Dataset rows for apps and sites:
Content starts
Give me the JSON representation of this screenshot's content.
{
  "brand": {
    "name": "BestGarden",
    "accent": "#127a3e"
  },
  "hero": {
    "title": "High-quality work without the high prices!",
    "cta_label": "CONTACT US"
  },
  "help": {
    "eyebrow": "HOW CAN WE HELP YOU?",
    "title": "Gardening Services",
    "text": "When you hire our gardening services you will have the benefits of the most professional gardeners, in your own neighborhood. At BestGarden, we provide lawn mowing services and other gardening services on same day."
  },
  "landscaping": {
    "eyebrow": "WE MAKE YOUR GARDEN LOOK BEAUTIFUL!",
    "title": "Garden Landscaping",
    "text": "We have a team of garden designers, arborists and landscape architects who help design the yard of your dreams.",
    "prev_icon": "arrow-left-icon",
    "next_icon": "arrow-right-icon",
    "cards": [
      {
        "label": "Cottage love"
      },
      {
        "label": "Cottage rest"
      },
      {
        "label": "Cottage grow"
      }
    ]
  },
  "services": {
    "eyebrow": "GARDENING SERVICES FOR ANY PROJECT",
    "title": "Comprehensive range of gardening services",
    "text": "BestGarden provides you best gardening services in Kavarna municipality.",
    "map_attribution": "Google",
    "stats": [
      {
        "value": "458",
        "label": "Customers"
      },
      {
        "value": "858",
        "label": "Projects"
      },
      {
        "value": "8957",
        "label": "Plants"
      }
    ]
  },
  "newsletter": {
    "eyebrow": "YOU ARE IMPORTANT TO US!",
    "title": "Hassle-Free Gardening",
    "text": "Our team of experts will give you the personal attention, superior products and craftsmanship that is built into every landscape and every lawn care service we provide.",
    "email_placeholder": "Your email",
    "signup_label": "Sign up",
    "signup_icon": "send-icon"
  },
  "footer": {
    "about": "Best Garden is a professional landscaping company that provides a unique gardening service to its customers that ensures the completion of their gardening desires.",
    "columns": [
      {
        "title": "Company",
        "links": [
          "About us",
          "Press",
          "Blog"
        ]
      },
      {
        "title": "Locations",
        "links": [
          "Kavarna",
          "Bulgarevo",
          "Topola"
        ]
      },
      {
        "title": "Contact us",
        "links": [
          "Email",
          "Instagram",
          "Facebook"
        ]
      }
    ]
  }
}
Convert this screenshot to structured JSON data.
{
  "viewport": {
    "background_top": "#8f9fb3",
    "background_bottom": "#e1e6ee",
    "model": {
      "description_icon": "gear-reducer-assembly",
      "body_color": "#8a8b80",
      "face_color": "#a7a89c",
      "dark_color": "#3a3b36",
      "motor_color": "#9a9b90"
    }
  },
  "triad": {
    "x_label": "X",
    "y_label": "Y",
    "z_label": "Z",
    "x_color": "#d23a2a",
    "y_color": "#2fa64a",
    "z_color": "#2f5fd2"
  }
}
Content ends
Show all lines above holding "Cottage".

RESPONSE
        "label": "Cottage love"
        "label": "Cottage rest"
        "label": "Cottage grow"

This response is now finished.